Skirmishes with the Indians took place as the troops made their way west. “The Indians had pushed on toward the Missouri and struck it at a point about five miles below Bismarck. …On July 29 Sibley reached this point and established his campsite outside the timber on the second river bench some 200 yards west of Apple Creek on the W.B. Falconer farm.” (Crawford, pg.239).
Something that caught my eye in this account was the appearance of my distant relative: “During their first day at this camp Lt. Fred J. Beaver, Sibley’s aide, was intrusted (sic) with messages to be delivered to Col. [George] Crook who had been sent into the river bottoms to reconnoiter.” (Crawford, pg. 239)
In 1863, both Gens. Sibley and Sully marched with their troops to Dakota Territory. The Northern Pacific Railway Act of 1864 chartered a transcontinental railroad that would transform Dakota Territory. Later, in 1871, Rosser passed through Dakota Territory, as described in my earlier blog about the Yellowstone survey expeditions laying out some of the earliest trails for future explorers. In 1872 and 1873, the Stanley Expeditions passed through the Territory, for the purpose of protecting surveying parties for the railroad.
One of the maps of greatest interest to me in the collections of the State Historical Society of North Dakota was the Rand McNally & Co Business Atlas published in 1876, which shows the route of the Northern Pacific Railroad through Dakota Territory as well as the route of Lt. Col. G.A. Custer’s troops to the Black Hills from Bismarck. The photographs I took and reproduce here are the courtesy of the State Historical Society of North Dakota.
The next map that caught my attention while at the SHSND archives was of “Dakota Territory” prepared by the order of Brig. Gen. Alfred Terry, commanding the U.S. Army, and published in 1881. This I spread out across the entire table and thus lost myself in the time so long ago.
I was particularly interested in the Missouri and Little Missouri river watersheds, honing in on my stomping grounds in what is now western North Dakota, especially the area of Bullion Butte, that massive landmass around that the Little Missouri River must flow.
The next map that I studied is this 1884 Rand McNally Map, which shows the railroad route through what became North Dakota.
A rich resource for anyone interested in the history of this area is “Digital Horizons: Life on the Northern Plains.” Here I found a Railroad and County Map of Dakota & Manitoba (1884?).
Fair warning: If you visit Digital Horizons, be prepared to spend many hours exploring this archive of scores of photographs and documents that tell the fascinating story of North Dakota.
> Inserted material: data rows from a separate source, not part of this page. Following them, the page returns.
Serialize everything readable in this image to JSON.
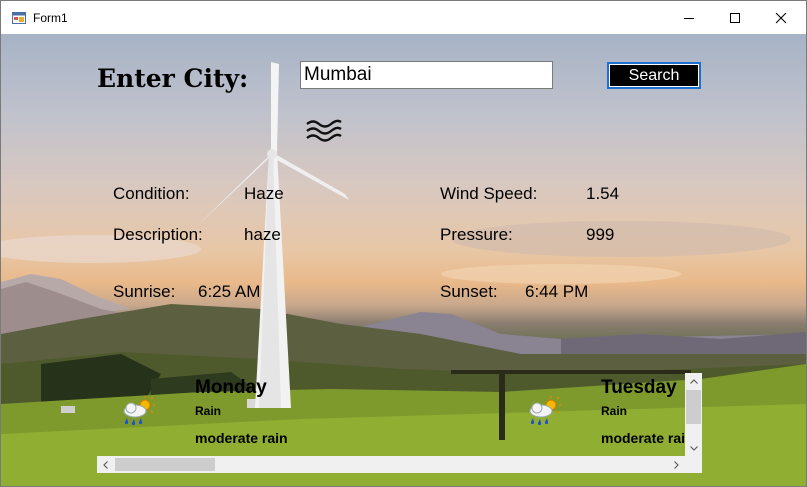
{
  "window": {
    "title": "Form1"
  },
  "search": {
    "label": "Enter City:",
    "value": "Mumbai",
    "button": "Search"
  },
  "current": {
    "icon": "haze-icon",
    "condition_label": "Condition:",
    "condition_value": "Haze",
    "description_label": "Description:",
    "description_value": "haze",
    "sunrise_label": "Sunrise:",
    "sunrise_value": "6:25 AM",
    "wind_label": "Wind Speed:",
    "wind_value": "1.54",
    "pressure_label": "Pressure:",
    "pressure_value": "999",
    "sunset_label": "Sunset:",
    "sunset_value": "6:44 PM"
  },
  "forecast": [
    {
      "day": "Monday",
      "main": "Rain",
      "description": "moderate rain",
      "icon": "sun-rain-cloud-icon"
    },
    {
      "day": "Tuesday",
      "main": "Rain",
      "description": "moderate rain",
      "icon": "sun-rain-cloud-icon"
    }
  ],
  "colors": {
    "search_button_bg": "#000000",
    "search_button_border": "#1e6fd0",
    "text": "#000000"
  }
}
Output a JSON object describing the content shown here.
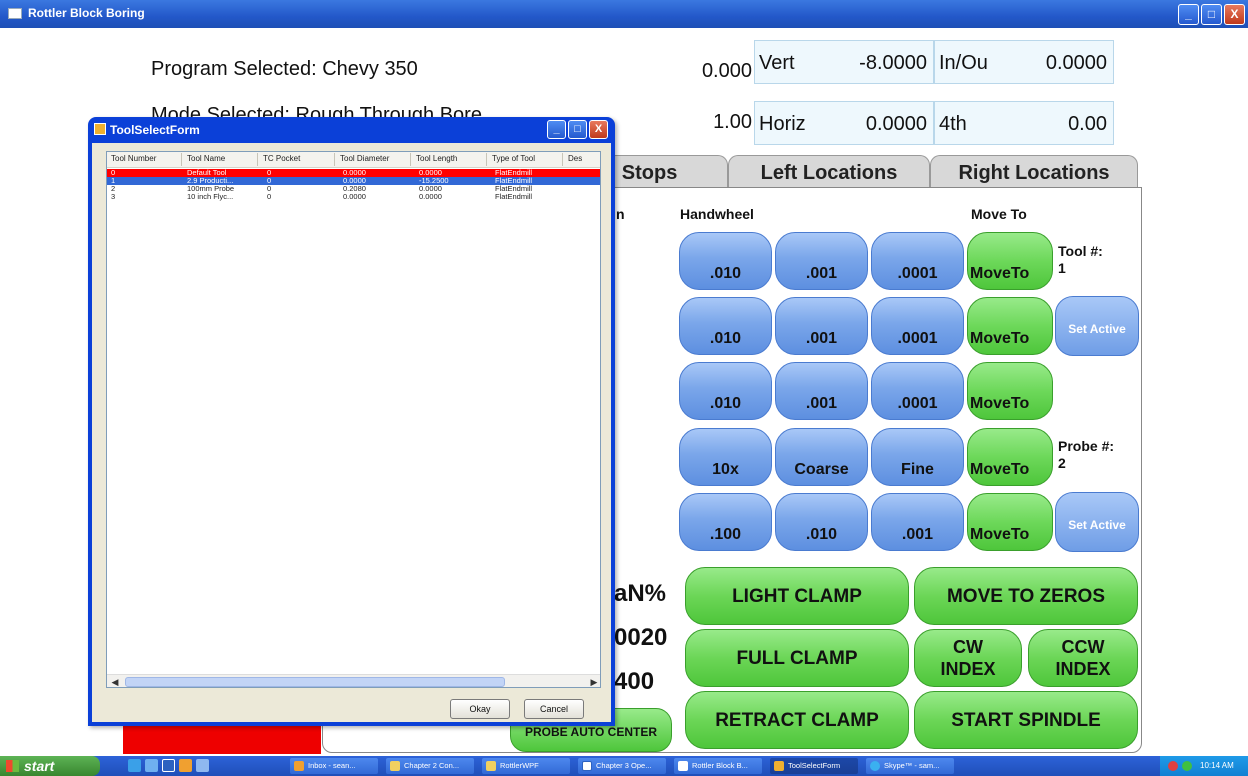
{
  "window": {
    "title": "Rottler Block Boring",
    "minimize": "_",
    "maximize": "□",
    "close": "X"
  },
  "header": {
    "program_label": "Program Selected: Chevy 350",
    "mode_label": "Mode Selected: Rough Through Bore",
    "readout_1": "0.000",
    "readout_2": "1.00",
    "vert_label": "Vert",
    "vert_value": "-8.0000",
    "inout_label": "In/Ou",
    "inout_value": "0.0000",
    "horiz_label": "Horiz",
    "horiz_value": "0.0000",
    "fourth_label": "4th",
    "fourth_value": "0.00"
  },
  "tabs": {
    "stops": "l Stops",
    "left": "Left Locations",
    "right": "Right Locations"
  },
  "panel": {
    "col_on": "n",
    "handwheel": "Handwheel",
    "move_to": "Move To",
    "row1": [
      ".010",
      ".001",
      ".0001"
    ],
    "row2": [
      ".010",
      ".001",
      ".0001"
    ],
    "row3": [
      ".010",
      ".001",
      ".0001"
    ],
    "row4": [
      "10x",
      "Coarse",
      "Fine"
    ],
    "row5": [
      ".100",
      ".010",
      ".001"
    ],
    "moveto_label": "MoveTo",
    "tool_label": "Tool #:",
    "tool_num": "1",
    "probe_label": "Probe #:",
    "probe_num": "2",
    "set_active": "Set Active",
    "partial_1": "aN%",
    "partial_2": "0020",
    "partial_3": "400",
    "light_clamp": "LIGHT CLAMP",
    "move_to_zeros": "MOVE TO ZEROS",
    "full_clamp": "FULL CLAMP",
    "cw_index": "CW\nINDEX",
    "ccw_index": "CCW\nINDEX",
    "retract_clamp": "RETRACT CLAMP",
    "start_spindle": "START SPINDLE",
    "probe_auto_center": "PROBE AUTO CENTER"
  },
  "dialog": {
    "title": "ToolSelectForm",
    "columns": [
      "Tool Number",
      "Tool Name",
      "TC Pocket",
      "Tool Diameter",
      "Tool Length",
      "Type of Tool",
      "Des"
    ],
    "rows": [
      [
        "0",
        "Default Tool",
        "0",
        "0.0000",
        "0.0000",
        "FlatEndmill"
      ],
      [
        "1",
        "2.9 Producti...",
        "0",
        "0.0000",
        "-15.2500",
        "FlatEndmill"
      ],
      [
        "2",
        "100mm Probe",
        "0",
        "0.2080",
        "0.0000",
        "FlatEndmill"
      ],
      [
        "3",
        "10 inch Flyc...",
        "0",
        "0.0000",
        "0.0000",
        "FlatEndmill"
      ]
    ],
    "okay": "Okay",
    "cancel": "Cancel"
  },
  "taskbar": {
    "start": "start",
    "tasks": [
      "Inbox - sean...",
      "Chapter 2 Con...",
      "RottlerWPF",
      "Chapter 3 Ope...",
      "Rottler Block B...",
      "ToolSelectForm",
      "Skype™ - sam..."
    ],
    "clock": "10:14 AM"
  },
  "colors": {
    "title_blue": "#2358c9",
    "button_blue": "#7aa6ea",
    "button_green": "#6dd85a",
    "selected_red": "#ff0000",
    "selected_blue": "#3168d6"
  }
}
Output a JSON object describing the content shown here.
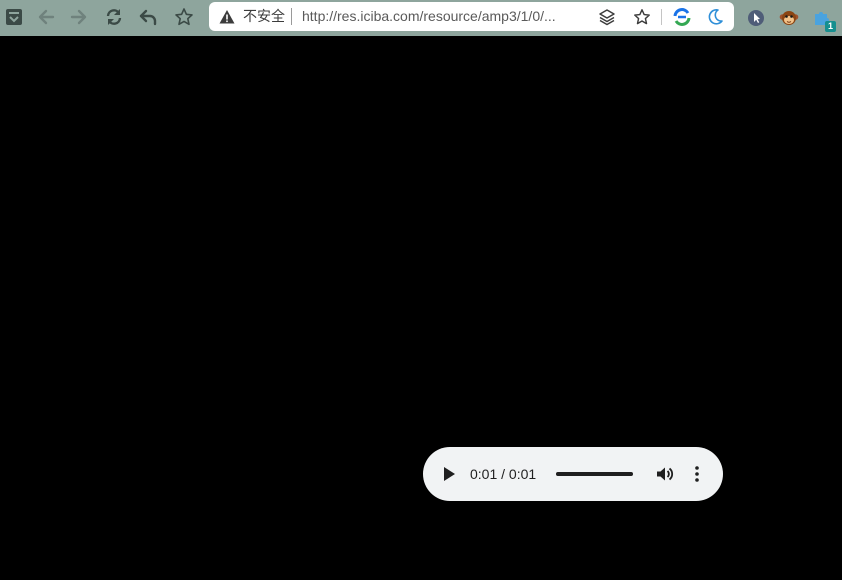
{
  "toolbar": {
    "colors": {
      "background": "#8ea59d",
      "icon": "#3b4a46"
    },
    "buttons": [
      {
        "name": "tab-list-icon"
      },
      {
        "name": "back-icon"
      },
      {
        "name": "forward-icon"
      },
      {
        "name": "reload-icon"
      },
      {
        "name": "undo-icon"
      },
      {
        "name": "bookmark-star-icon"
      }
    ]
  },
  "omnibox": {
    "security_label": "不安全",
    "url": "http://res.iciba.com/resource/amp3/1/0/...",
    "right_icons": [
      "reader-mode-icon",
      "bookmark-star-icon",
      "translate-extension-icon",
      "dark-mode-moon-icon"
    ]
  },
  "extensions": [
    {
      "name": "cursor-extension-icon"
    },
    {
      "name": "monkey-extension-icon"
    },
    {
      "name": "puzzle-extension-icon",
      "badge": "1"
    }
  ],
  "audio_player": {
    "current_time": "0:01",
    "separator": " / ",
    "duration": "0:01",
    "progress": 1.0,
    "colors": {
      "background": "#f1f3f4",
      "foreground": "#1f1f1f"
    }
  }
}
Kudos to all who are involved in this project.
Anyone who visits Red Oak House will see how prominently maps feature in our lives, with a huge North Dakota map on Jim’s office wall, a full drawer of maps in the filing cabinet and historic maps we’ve framed to feature in our library.
Trails, trails, and more trails.